■ **Brief**: For the word "icon", find each line in the entries where it occurs and copy that line.

++++ Supplied material ++++

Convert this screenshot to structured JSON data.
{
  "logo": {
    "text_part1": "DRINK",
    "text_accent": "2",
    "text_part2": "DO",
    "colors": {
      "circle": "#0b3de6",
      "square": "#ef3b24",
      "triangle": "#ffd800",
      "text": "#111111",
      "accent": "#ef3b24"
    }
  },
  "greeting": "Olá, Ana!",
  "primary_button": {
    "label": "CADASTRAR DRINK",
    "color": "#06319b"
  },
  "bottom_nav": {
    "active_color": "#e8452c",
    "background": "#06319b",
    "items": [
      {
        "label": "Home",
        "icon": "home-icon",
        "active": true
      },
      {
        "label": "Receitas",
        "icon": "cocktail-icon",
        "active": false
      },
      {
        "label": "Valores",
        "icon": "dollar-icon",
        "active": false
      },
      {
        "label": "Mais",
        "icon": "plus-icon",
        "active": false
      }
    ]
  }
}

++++

■ **Solution**:
        "icon": "home-icon",
        "icon": "cocktail-icon",
        "icon": "dollar-icon",
        "icon": "plus-icon",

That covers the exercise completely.